The following years he would direct respectable dramas, an adaptation of Carrie Fisher’s semi-autobiographical novel Postcards From the Edge (1990) and Harrison Ford in one of his most tender performances in Regarding Henry (1991).
Mr. Nichols career would have a real resurgence from this point on in both quality and box office success. In 1994 he directed Wolf with Jack Nicholson as a werewolf alongside Michelle Pfeiffer, which I greatly admired and begged me to ask, how come nobody thought to make Jack Nicholson a werewolf before? It was a match of perfect casting with great directing and the result was a horror drama with a higher degree of class and sophistication.
Next he would direct the box office comedy smash The Birdcage (1996) once again taking a stage play and making it work spectacularly on the big screen. Featuring some of the most memorable performances from its all-star cast including Robin Williams, Nathan Lane, Gene Hackman and Dianne Wiest it is his most quotable and beloved film since The Graduate. More importantly, the mainstream success of The Birdcage probably advanced gay rights into the American culture by portraying its homosexual characters as real people with real feelings facing very stressful and hilarious situations.

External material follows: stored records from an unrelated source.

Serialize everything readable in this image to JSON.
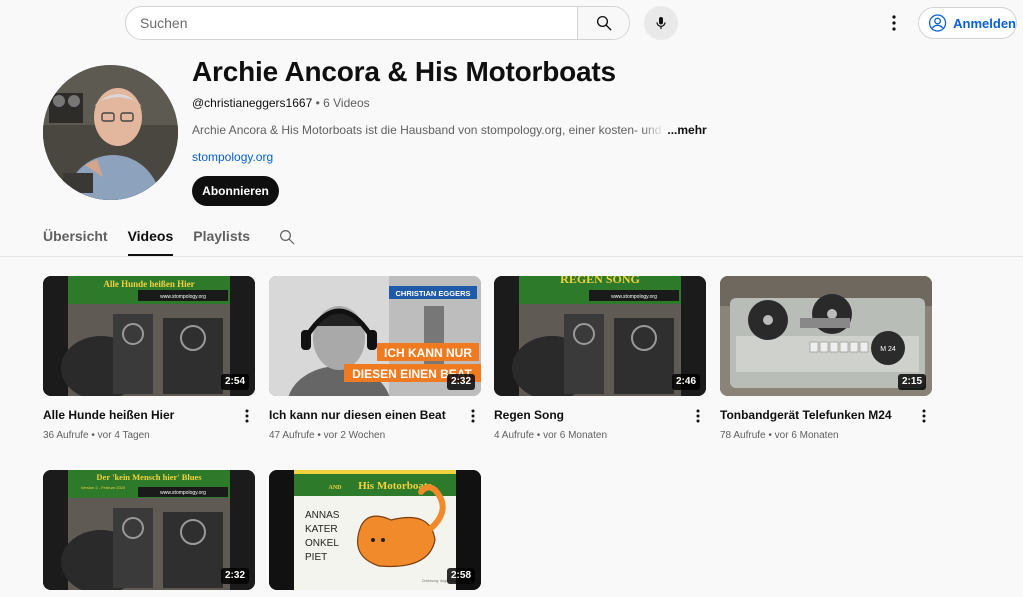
{
  "search": {
    "placeholder": "Suchen"
  },
  "header": {
    "signin_label": "Anmelden"
  },
  "channel": {
    "title": "Archie Ancora & His Motorboats",
    "handle": "@christianeggers1667",
    "sep": " • ",
    "video_count": "6 Videos",
    "description": "Archie Ancora & His Motorboats ist die Hausband von stompology.org, einer kosten-",
    "description_fade": " und",
    "more_label": "...mehr",
    "link": "stompology.org",
    "subscribe_label": "Abonnieren"
  },
  "tabs": [
    {
      "label": "Übersicht"
    },
    {
      "label": "Videos"
    },
    {
      "label": "Playlists"
    }
  ],
  "videos": [
    {
      "title": "Alle Hunde heißen Hier",
      "views": "36 Aufrufe",
      "age": "vor 4 Tagen",
      "duration": "2:54",
      "thumb_banner": "Alle Hunde heißen Hier",
      "thumb_site": "www.stompology.org"
    },
    {
      "title": "Ich kann nur diesen einen Beat",
      "views": "47 Aufrufe",
      "age": "vor 2 Wochen",
      "duration": "2:32",
      "thumb_name": "CHRISTIAN EGGERS",
      "thumb_line1": "ICH KANN NUR",
      "thumb_line2": "DIESEN EINEN BEAT"
    },
    {
      "title": "Regen Song",
      "views": "4 Aufrufe",
      "age": "vor 6 Monaten",
      "duration": "2:46",
      "thumb_banner": "REGEN SONG",
      "thumb_site": "www.stompology.org"
    },
    {
      "title": "Tonbandgerät Telefunken M24",
      "views": "78 Aufrufe",
      "age": "vor 6 Monaten",
      "duration": "2:15",
      "thumb_badge": "M 24"
    },
    {
      "title": "",
      "views": "",
      "age": "",
      "duration": "2:32",
      "thumb_banner": "Der 'kein Mensch hier' Blues",
      "thumb_sub": "Version 2 - Februar 2024",
      "thumb_site": "www.stompology.org"
    },
    {
      "title": "",
      "views": "",
      "age": "",
      "duration": "2:58",
      "thumb_and": "AND",
      "thumb_band": "His Motorboats",
      "thumb_words": [
        "ANNAS",
        "KATER",
        "ONKEL",
        "PIET"
      ],
      "thumb_small": "Zeichnung: Angie Hey"
    }
  ],
  "colors": {
    "banner_green": "#2d7a2b",
    "banner_yellow": "#f2d23c",
    "link_blue": "#065fd4",
    "orange": "#f07a1f"
  },
  "icons": [
    "search-icon",
    "mic-icon",
    "kebab-menu-icon",
    "account-icon",
    "tab-search-icon"
  ]
}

The way Nichols captured the 60’s with The Graduate and the 80’s with Working Girl he would illustrate America in the 90’s with the humorous and very poignant Primary Colors (1998). This simultaneously captures all the cynicism and optimism our country was going through during the Bill Clinton era. A time before 9/11 when the economy was great and the worst news stories were about a presidents extramarital affairs, this is another one of Mike Nichols best visual films with how he frames key moments. The performances alone make this picture a must see with John Travolta, Emma Thompson and Billy Bob Thornton doing their best embodiments of Bill Clinton, Hillary Clinton and James Carville respectively. Kathy Bates would earn an Oscar nomination as a foul-mouthed lesbian campaign manager. It was one of many films to suffer at the box office due to the Titanic phenomenon but Primary Colors really is one of his most intelligent and entertaining pictures.
Nichols would go on to direct What Planet Are You From? (2000), a commercial failure but I consider it to be a buried treasure of a film that never found its audience. This is one of the great stupid movies for smart people. If you get a chance I highly recommend this randomly raunchy and oddly sentimental comedy.

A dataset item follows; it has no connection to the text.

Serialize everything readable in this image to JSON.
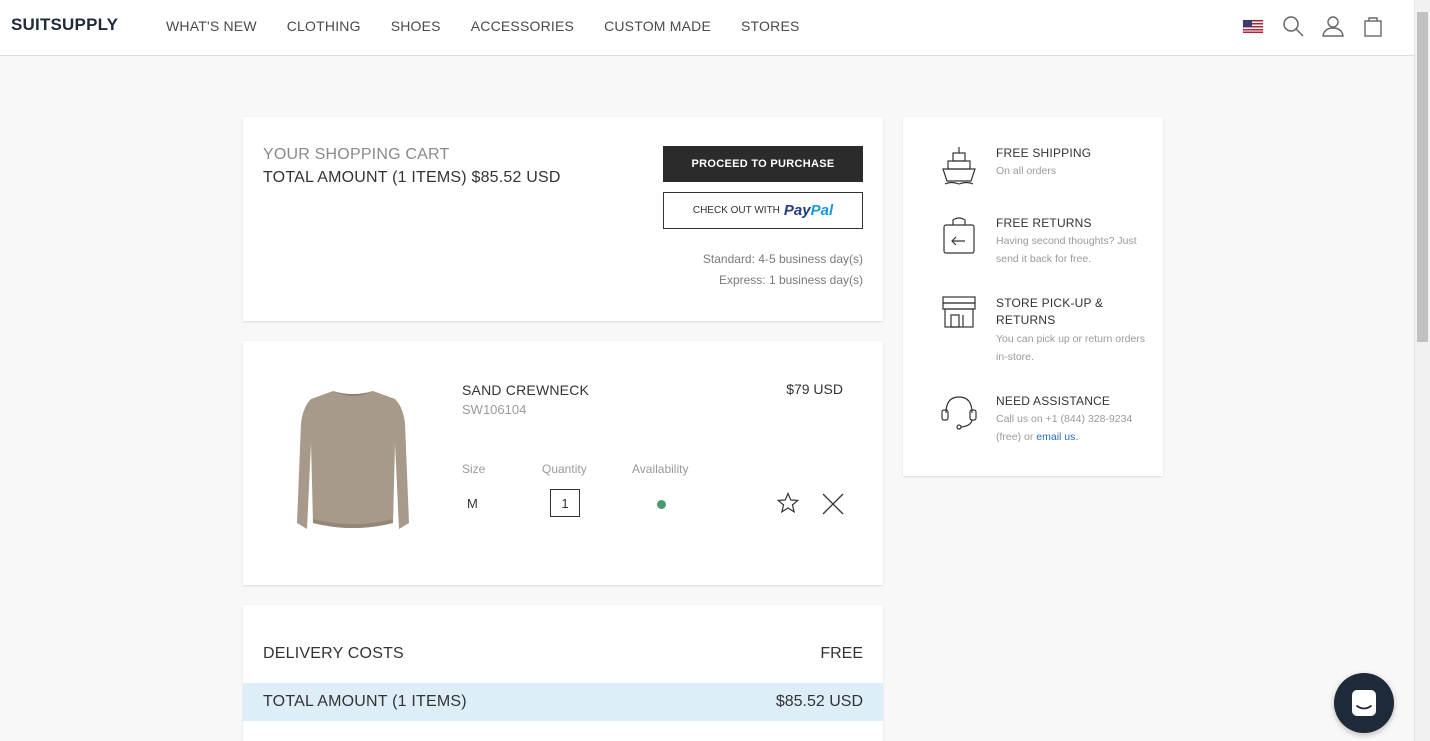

After this Nichols would make three of his best works ever, two of them being HBO originals. He directed Emma Thompson as a dying cancer patient in Wit (2001) and then directed Al Pacino, Meryl Streep and Emma Thompson (again) to some of the best performances of their careers (in the past 2 decades at least) in the heavy and deep 2003 miniseries Angels in America, a powerful and ingenious tour de force. It’s one of his very best artistic triumphs.
The following year he would adapt another play into a film that I consider to be his final great motion picture, Closer. Featuring Oscar worthy turns from its four main leads Julia Roberts, Jude Law, Natalie Portman and Clive Owen (the last two would be nominated in the supporting categories and both would unfairly go home empty handed), this succeeded where Carnal Knowledge appeared dated. The frank sexual dialogue in the script was shocking but was very heartrending in its depictions of sex, loneliness, secrets and relationships, Closer is an honest portrayal of the dating in the twenty-first century, it is as fresh and relevant as it was ten years ago.
Although not always consistent, Mike Nichols directed some of the very best films of the last half-century. From the definitive picture of the 1960’s with The Graduate to the dark and depressingly honest look at the nature of the human heart in Closer, he is a filmmaker who’s talent will be missed on stage, cinema and television.